NBA Player Kenneth Faried on his first trip to India. Nicknamed the ‘Manimal’, he also shared that he was scared that a monkey might maul him.
What Denver Nuggets NBA (National Basketball Association) player Kenneth Faried had heard about India was that “it is really hot”. On visiting Delhi, he confessed, “That was 100 per cent true!” But the 27-year-old remained unfazed by the sweltering heat and had a great time knowing the country and promoting basketball here. “It has been amazing since I got here. I went to see the Taj Mahal and oh my God! It was magnificent,” he told us.
Kenneth is known as “The Manimal” — half man and half animal because of his skills and strength on the court. And he asserted that he absolutely loves his nickname.
However, seeing several animals on Indian roads, was quite an experience for him. “Some places come off as very rare. So, when I saw wild animals on the street roaming casually, I found it to be crazy.

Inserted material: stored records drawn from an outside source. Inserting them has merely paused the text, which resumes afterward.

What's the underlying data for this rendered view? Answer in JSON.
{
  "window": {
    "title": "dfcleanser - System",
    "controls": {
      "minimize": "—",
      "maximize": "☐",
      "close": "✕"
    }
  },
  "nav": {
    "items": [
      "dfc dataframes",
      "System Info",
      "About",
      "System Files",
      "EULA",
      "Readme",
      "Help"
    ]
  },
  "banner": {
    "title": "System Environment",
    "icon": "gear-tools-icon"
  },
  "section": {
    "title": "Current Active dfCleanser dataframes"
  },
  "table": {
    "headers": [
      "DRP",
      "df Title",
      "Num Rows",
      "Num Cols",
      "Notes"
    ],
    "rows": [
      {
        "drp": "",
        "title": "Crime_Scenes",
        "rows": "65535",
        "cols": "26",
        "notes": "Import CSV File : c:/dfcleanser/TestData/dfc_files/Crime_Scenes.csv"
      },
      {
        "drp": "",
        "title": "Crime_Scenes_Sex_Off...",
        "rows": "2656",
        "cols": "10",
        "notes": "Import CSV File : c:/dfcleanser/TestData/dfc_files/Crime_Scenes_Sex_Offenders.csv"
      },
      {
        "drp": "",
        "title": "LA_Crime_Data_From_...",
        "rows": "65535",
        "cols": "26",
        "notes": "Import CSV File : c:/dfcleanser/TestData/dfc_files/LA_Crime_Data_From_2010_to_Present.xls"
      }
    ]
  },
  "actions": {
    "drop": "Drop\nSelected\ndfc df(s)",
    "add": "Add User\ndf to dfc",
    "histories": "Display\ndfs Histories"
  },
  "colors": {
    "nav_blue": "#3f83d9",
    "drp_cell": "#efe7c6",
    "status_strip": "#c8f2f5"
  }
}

I saw monkeys, cows and all kinds of rodents running around. I was scared that a monkey would jump on me and maul me,” he laughed.
The athlete also revealed that he likes spicy food, hence, the Indian cuisine suited his palate well. “I had idli sambar and some of the chicken preparations. I don’t recall their names but they were spicy and I liked them,” he gushed.

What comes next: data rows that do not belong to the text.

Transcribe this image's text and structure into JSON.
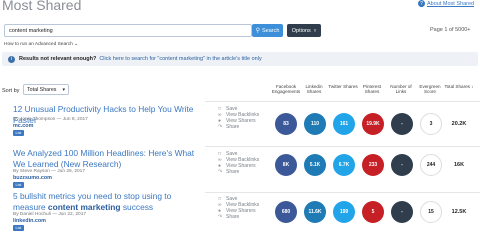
{
  "header": {
    "title": "Most Shared",
    "about_link": "About Most Shared"
  },
  "search": {
    "query": "content marketing",
    "search_button": "Search",
    "options_button": "Options",
    "page_count": "Page 1 of 5000+",
    "advanced_link": "How to run an Advanced Search"
  },
  "banner": {
    "bold_text": "Results not relevant enough?",
    "link_text": "Click here to search for \"content marketing\" in the article's title only"
  },
  "sort": {
    "label": "Sort by",
    "selected": "Total Shares"
  },
  "columns": [
    "Facebook Engagements",
    "Linkedin Shares",
    "Twitter Shares",
    "Pinterest Shares",
    "Number of Links",
    "Evergreen Score",
    "Total Shares"
  ],
  "actions": {
    "save": "Save",
    "view_backlinks": "View Backlinks",
    "view_sharers": "View Sharers",
    "share": "Share"
  },
  "results": [
    {
      "title": "12 Unusual Productivity Hacks to Help You Write Faster",
      "byline": "By Jonia Thompson — Jun 8, 2017",
      "domain": "mc.com",
      "badge": "List",
      "facebook": "83",
      "linkedin": "110",
      "twitter": "161",
      "pinterest": "19.9K",
      "links": "-",
      "evergreen": "3",
      "total": "20.2K"
    },
    {
      "title": "We Analyzed 100 Million Headlines: Here's What We Learned (New Research)",
      "byline": "By Steve Rayson — Jun 26, 2017",
      "domain": "buzzsumo.com",
      "badge": "List",
      "facebook": "8K",
      "linkedin": "5.1K",
      "twitter": "6.7K",
      "pinterest": "233",
      "links": "-",
      "evergreen": "244",
      "total": "16K"
    },
    {
      "title_plain_1": "5 bullshit metrics you need to stop using to measure",
      "title_bold": "content marketing",
      "title_plain_2": "success",
      "byline": "By Daniel Hochuli — Jun 22, 2017",
      "domain": "linkedin.com",
      "badge": "List",
      "facebook": "680",
      "linkedin": "11.6K",
      "twitter": "199",
      "pinterest": "5",
      "links": "-",
      "evergreen": "15",
      "total": "12.5K"
    }
  ],
  "colors": {
    "facebook": "#3b5898",
    "linkedin": "#1e7bb6",
    "twitter": "#21a5e8",
    "pinterest": "#c61f25",
    "links": "#2f3d4d",
    "accent": "#3d8fd9"
  }
}
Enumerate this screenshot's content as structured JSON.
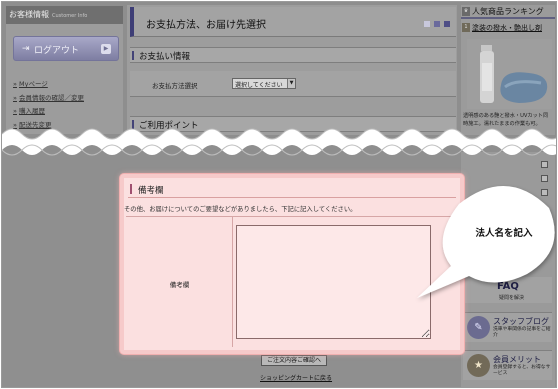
{
  "left": {
    "customer_info": "お客様情報",
    "customer_info_sub": "Customer Info",
    "logout_label": "ログアウト",
    "links": [
      "Myページ",
      "会員情報の確認／変更",
      "購入履歴",
      "配送先変更"
    ]
  },
  "main": {
    "page_title": "お支払方法、お届け先選択",
    "payment_section": "お支払い情報",
    "payment_method_label": "お支払方法選択",
    "payment_select_value": "選択してください",
    "points_section": "ご利用ポイント"
  },
  "right": {
    "ranking_title": "人気商品ランキング",
    "ranking_item": "塗装の撥水・艶出し剤",
    "product_desc": "透明感のある艶と撥水・UVカット同時施工。濡れたままの作業も可。",
    "faq_label": "FAQ",
    "faq_sub": "疑問を解決",
    "blog_label": "スタッフブログ",
    "blog_sub": "洗車や車関係の記事をご紹介",
    "merit_label": "会員メリット",
    "merit_sub": "会員登録すると、お得なサービス"
  },
  "remarks": {
    "heading": "備考欄",
    "note": "その他、お届けについてのご要望などがありましたら、下記に記入してください。",
    "field_label": "備考欄",
    "field_value": ""
  },
  "footer": {
    "confirm_button": "ご注文内容ご確認へ",
    "back_link": "ショッピングカートに戻る"
  },
  "callout": {
    "text": "法人名を記入"
  }
}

When asked if the famous basketball player knows anything about cricket, a game India is crazy about, he said, “I have heard about Chris Gayle. He is from Jamaica and everyone talks about him. He is a great cricketer known for his big sixes. He is always smiling and having a good time on the field. It sounds like he is a lot like me.”
On his trip, Kenneth spent a lot of time interacting and playing with young basketball players at the camps. He said, “I had a very good time at the camps. I wish that I could inspire at least one youngster to not just take up or play basketball but to inspire him to become a better person in life. Basketball is not just about going to the NBA and trying to represent your country, it also teaches you about life. It teaches you about leadership qualities, teamwork and the courage to bounce back.”

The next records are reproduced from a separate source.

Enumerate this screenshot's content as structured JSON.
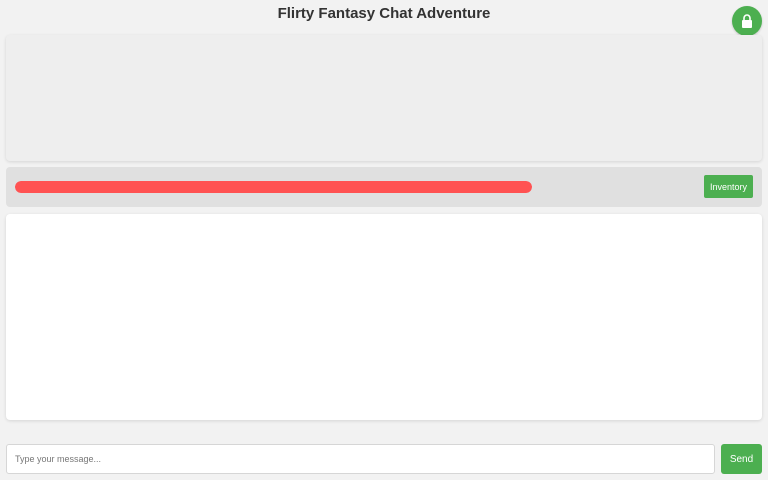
{
  "header": {
    "title": "Flirty Fantasy Chat Adventure",
    "menu_icon": "lock-icon"
  },
  "status": {
    "health_fraction": 1.0,
    "bar_color": "#ff5252",
    "inventory_label": "Inventory"
  },
  "composer": {
    "placeholder": "Type your message...",
    "value": "",
    "send_label": "Send"
  },
  "colors": {
    "accent": "#4caf50",
    "background": "#f2f2f2"
  }
}
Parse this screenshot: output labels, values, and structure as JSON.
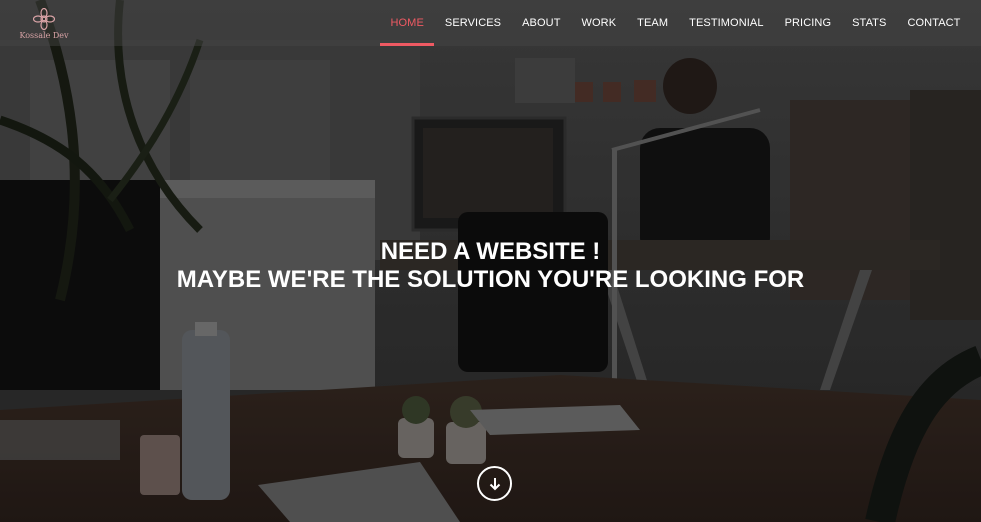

On the basketball scene in India, he said, “India is not there as yet. If Indian kids go to US colleges and then try to get into NBA league and you see more Indians like Satnam (Singh Bhamara), the sports will grow. Also in India, you need to have enough courts. The kids need facilities. In cricket, you take a bat and ball and start playing but in basketball, you need the court.”
He reminisced, “When I was growing up, sometimes we didn’t have a basket and we use a makeshift hoop and practice on that.”
Before signing off , as a message, he said, “ If you don’t love it, don’t play it because then you will be only wasting your time.”